• **EXERCISE DESCRIPTION**
Read the records below and report each line in which "value" occurs.
BEGIN DATA FOR THIS TASK
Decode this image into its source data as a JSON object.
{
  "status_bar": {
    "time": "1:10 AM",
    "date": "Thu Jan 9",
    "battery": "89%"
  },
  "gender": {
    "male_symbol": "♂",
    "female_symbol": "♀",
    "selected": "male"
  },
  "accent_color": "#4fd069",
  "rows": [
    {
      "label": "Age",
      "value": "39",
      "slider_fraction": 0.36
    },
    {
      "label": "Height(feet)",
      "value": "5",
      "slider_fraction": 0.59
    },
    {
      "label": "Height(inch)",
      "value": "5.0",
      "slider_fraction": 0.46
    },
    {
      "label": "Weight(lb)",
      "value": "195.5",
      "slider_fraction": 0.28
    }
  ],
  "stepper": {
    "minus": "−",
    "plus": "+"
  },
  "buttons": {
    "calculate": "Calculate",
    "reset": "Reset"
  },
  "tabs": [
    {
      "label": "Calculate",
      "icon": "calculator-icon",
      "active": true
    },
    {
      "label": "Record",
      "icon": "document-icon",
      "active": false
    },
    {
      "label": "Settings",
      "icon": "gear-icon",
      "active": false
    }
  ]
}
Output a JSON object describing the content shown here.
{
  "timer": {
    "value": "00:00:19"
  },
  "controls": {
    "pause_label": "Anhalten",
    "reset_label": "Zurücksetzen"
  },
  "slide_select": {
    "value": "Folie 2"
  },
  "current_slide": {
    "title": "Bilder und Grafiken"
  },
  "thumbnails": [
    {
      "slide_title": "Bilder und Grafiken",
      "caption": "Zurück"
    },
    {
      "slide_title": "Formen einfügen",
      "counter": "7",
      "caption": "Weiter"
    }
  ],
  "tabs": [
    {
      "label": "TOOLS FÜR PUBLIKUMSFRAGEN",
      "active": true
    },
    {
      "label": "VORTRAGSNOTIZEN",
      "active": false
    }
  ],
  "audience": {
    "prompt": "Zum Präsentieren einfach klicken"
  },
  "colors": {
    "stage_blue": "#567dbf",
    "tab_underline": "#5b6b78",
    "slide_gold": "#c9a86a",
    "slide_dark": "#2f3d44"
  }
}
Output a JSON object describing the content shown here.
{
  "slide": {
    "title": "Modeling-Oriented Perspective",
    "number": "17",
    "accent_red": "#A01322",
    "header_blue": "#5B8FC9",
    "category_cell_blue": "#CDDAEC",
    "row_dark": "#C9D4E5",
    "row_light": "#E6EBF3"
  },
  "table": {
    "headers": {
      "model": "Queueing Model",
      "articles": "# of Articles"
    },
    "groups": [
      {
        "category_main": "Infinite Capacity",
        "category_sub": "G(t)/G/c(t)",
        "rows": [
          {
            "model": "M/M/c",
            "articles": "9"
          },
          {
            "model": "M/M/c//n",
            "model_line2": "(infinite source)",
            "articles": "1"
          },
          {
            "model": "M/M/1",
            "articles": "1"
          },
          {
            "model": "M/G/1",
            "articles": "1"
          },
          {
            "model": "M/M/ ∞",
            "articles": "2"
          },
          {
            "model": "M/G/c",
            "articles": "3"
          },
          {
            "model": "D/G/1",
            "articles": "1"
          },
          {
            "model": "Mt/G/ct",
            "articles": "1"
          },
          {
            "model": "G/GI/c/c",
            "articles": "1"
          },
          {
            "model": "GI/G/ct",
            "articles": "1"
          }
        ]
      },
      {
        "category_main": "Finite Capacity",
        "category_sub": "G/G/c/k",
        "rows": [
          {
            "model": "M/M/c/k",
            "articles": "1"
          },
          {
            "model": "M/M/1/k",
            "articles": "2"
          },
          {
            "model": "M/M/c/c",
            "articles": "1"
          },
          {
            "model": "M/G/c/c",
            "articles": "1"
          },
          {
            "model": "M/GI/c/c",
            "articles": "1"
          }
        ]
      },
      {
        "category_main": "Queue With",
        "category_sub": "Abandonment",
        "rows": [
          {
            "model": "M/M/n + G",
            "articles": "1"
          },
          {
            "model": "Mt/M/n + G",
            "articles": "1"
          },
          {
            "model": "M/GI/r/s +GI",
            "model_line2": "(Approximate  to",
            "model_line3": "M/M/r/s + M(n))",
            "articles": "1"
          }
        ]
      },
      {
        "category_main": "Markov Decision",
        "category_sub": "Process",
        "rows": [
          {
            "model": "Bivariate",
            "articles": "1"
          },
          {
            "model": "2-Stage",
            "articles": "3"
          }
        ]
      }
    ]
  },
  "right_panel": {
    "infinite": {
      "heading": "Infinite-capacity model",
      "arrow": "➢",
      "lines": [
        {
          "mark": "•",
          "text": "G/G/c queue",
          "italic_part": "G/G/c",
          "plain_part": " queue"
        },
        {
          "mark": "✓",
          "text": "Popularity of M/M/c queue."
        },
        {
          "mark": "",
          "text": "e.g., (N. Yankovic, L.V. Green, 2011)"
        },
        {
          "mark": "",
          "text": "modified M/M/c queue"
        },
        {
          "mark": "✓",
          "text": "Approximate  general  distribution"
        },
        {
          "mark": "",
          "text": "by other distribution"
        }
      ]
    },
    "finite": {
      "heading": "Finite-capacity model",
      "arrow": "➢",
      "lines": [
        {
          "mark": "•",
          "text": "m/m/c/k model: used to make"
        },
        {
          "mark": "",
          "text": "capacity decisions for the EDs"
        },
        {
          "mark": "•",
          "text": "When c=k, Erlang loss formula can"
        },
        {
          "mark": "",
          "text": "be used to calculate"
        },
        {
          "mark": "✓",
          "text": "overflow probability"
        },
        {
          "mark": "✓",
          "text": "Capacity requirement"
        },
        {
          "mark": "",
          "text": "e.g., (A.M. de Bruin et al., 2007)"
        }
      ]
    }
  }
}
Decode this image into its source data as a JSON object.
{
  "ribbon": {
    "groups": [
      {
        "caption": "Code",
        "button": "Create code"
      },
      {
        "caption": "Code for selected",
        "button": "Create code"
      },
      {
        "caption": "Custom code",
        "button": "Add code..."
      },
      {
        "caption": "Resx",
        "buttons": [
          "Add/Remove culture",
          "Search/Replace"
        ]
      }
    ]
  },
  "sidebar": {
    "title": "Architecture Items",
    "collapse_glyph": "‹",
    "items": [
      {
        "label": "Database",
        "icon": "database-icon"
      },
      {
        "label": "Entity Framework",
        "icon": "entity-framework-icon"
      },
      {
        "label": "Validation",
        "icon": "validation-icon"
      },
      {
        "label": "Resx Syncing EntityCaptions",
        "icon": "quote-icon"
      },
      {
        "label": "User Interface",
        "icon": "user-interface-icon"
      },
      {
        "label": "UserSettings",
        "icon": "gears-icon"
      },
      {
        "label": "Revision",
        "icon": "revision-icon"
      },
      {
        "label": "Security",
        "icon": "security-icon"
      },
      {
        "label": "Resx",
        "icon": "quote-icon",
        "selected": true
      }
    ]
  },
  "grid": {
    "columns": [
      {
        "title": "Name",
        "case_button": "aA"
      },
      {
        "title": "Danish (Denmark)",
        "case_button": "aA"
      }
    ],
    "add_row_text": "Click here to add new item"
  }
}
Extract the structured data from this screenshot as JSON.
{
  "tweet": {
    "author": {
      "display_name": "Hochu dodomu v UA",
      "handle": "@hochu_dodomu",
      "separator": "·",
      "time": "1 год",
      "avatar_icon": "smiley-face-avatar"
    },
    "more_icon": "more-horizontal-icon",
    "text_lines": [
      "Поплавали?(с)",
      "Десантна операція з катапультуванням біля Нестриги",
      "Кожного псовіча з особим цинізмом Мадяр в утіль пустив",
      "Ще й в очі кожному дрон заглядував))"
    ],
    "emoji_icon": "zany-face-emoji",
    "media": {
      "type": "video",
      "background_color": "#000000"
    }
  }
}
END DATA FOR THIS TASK
• **WRITTEN RESPONSE**
      "value": "39",
      "value": "5",
      "value": "5.0",
      "value": "195.5",
    "value": "00:00:19"
    "value": "Folie 2"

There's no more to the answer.